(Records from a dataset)
• • • •
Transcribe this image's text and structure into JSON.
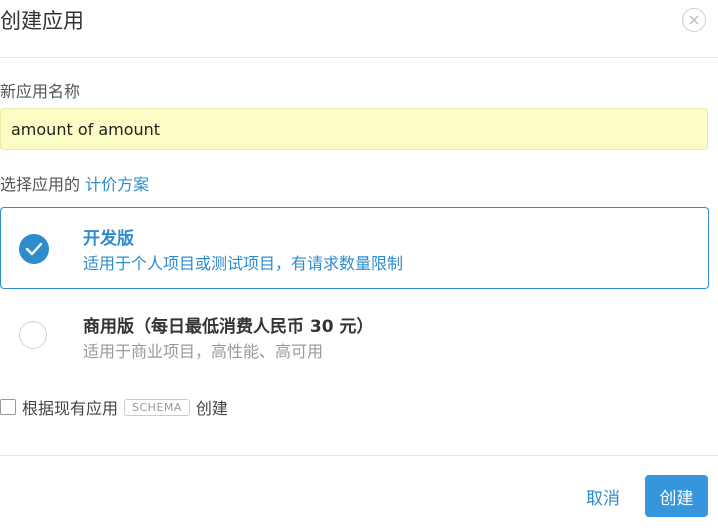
{
  "dialog": {
    "title": "创建应用",
    "close_icon": "close-icon"
  },
  "form": {
    "name_label": "新应用名称",
    "name_value": "amount of amount",
    "plan_label": "选择应用的",
    "plan_link": "计价方案"
  },
  "plans": [
    {
      "title": "开发版",
      "description": "适用于个人项目或测试项目，有请求数量限制",
      "selected": true
    },
    {
      "title": "商用版（每日最低消费人民币 30 元）",
      "description": "适用于商业项目，高性能、高可用",
      "selected": false
    }
  ],
  "schema_option": {
    "prefix": "根据现有应用",
    "badge": "SCHEMA",
    "suffix": "创建",
    "checked": false
  },
  "footer": {
    "cancel_label": "取消",
    "create_label": "创建"
  },
  "colors": {
    "accent": "#2e8ccd",
    "primary_button": "#3596dd",
    "input_bg": "#fcfdc4"
  }
}
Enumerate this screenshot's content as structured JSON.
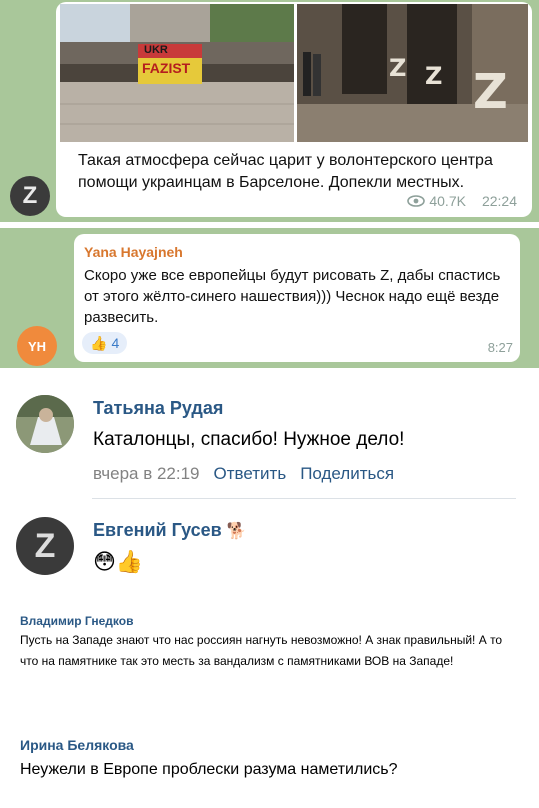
{
  "telegram_post": {
    "photo1_graffiti_lines": [
      "UKR",
      "FAZIST"
    ],
    "text": "Такая атмосфера сейчас царит у волонтерского центра помощи украинцам в Барселоне. Допекли местных.",
    "views": "40.7K",
    "time": "22:24",
    "avatar_letter": "Z"
  },
  "telegram_comment": {
    "sender": "Yana Hayajneh",
    "text": "Скоро уже все европейцы будут рисовать Z, дабы спастись от этого жёлто-синего нашествия))) Чеснок надо ещё везде развесить.",
    "reaction_emoji": "👍",
    "reaction_count": "4",
    "time": "8:27",
    "avatar_initials": "YH"
  },
  "vk_comments": [
    {
      "name": "Татьяна Рудая",
      "text": "Каталонцы, спасибо! Нужное дело!",
      "timestamp": "вчера в 22:19",
      "reply_label": "Ответить",
      "share_label": "Поделиться"
    },
    {
      "name": "Евгений Гусев",
      "name_emoji": "🐕",
      "emojis": "😳👍",
      "avatar_letter": "Z"
    }
  ],
  "other_comments": [
    {
      "name": "Владимир Гнедков",
      "text": "Пусть на Западе знают что нас россиян нагнуть невозможно! А знак правильный! А то что на памятнике так это месть за вандализм с памятниками ВОВ на Западе!"
    },
    {
      "name": "Ирина Белякова",
      "text": "Неужели в Европе проблески разума наметились?"
    }
  ],
  "colors": {
    "telegram_bg": "#a9c79a",
    "sender_orange": "#d8772e",
    "vk_link_blue": "#2a5885",
    "meta_grey": "#8ea09a"
  }
}
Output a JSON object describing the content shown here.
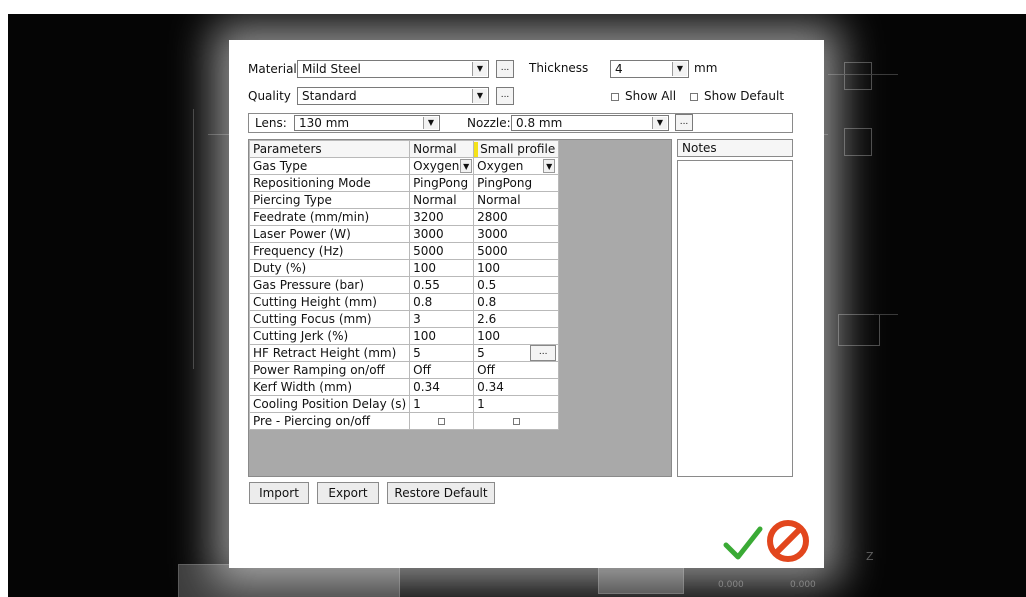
{
  "dialog": {
    "material_label": "Material",
    "material_value": "Mild Steel",
    "thickness_label": "Thickness",
    "thickness_value": "4",
    "thickness_unit": "mm",
    "quality_label": "Quality",
    "quality_value": "Standard",
    "show_all_label": "Show All",
    "show_default_label": "Show Default",
    "lens_label": "Lens:",
    "lens_value": "130 mm",
    "nozzle_label": "Nozzle:",
    "nozzle_value": "0.8 mm",
    "ellipsis": "..."
  },
  "grid": {
    "headers": [
      "Parameters",
      "Normal",
      "Small profile"
    ],
    "rows": [
      {
        "param": "Gas Type",
        "normal": "Oxygen",
        "small": "Oxygen"
      },
      {
        "param": "Repositioning Mode",
        "normal": "PingPong",
        "small": "PingPong"
      },
      {
        "param": "Piercing Type",
        "normal": "Normal",
        "small": "Normal"
      },
      {
        "param": "Feedrate (mm/min)",
        "normal": "3200",
        "small": "2800"
      },
      {
        "param": "Laser Power (W)",
        "normal": "3000",
        "small": "3000"
      },
      {
        "param": "Frequency (Hz)",
        "normal": "5000",
        "small": "5000"
      },
      {
        "param": "Duty (%)",
        "normal": "100",
        "small": "100"
      },
      {
        "param": "Gas Pressure (bar)",
        "normal": "0.55",
        "small": "0.5"
      },
      {
        "param": "Cutting Height (mm)",
        "normal": "0.8",
        "small": "0.8"
      },
      {
        "param": "Cutting Focus (mm)",
        "normal": "3",
        "small": "2.6"
      },
      {
        "param": "Cutting Jerk (%)",
        "normal": "100",
        "small": "100"
      },
      {
        "param": "HF Retract Height (mm)",
        "normal": "5",
        "small": "5"
      },
      {
        "param": "Power Ramping on/off",
        "normal": "Off",
        "small": "Off"
      },
      {
        "param": "Kerf Width (mm)",
        "normal": "0.34",
        "small": "0.34"
      },
      {
        "param": "Cooling Position Delay (s)",
        "normal": "1",
        "small": "1"
      },
      {
        "param": "Pre - Piercing on/off",
        "normal": "",
        "small": ""
      }
    ]
  },
  "notes": {
    "header": "Notes"
  },
  "buttons": {
    "import": "Import",
    "export": "Export",
    "restore": "Restore Default"
  },
  "background": {
    "value_1": "0.000",
    "value_2": "0.000",
    "axis_label": "Z"
  },
  "colors": {
    "ok": "#3aaa35",
    "cancel": "#e2461d",
    "highlight": "#f4e21a",
    "grid_bg": "#a9a9a9"
  },
  "icons": {
    "ok": "checkmark-icon",
    "cancel": "cancel-icon"
  }
}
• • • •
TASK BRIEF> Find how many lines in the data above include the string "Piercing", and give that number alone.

EXERCISE RESULT> 2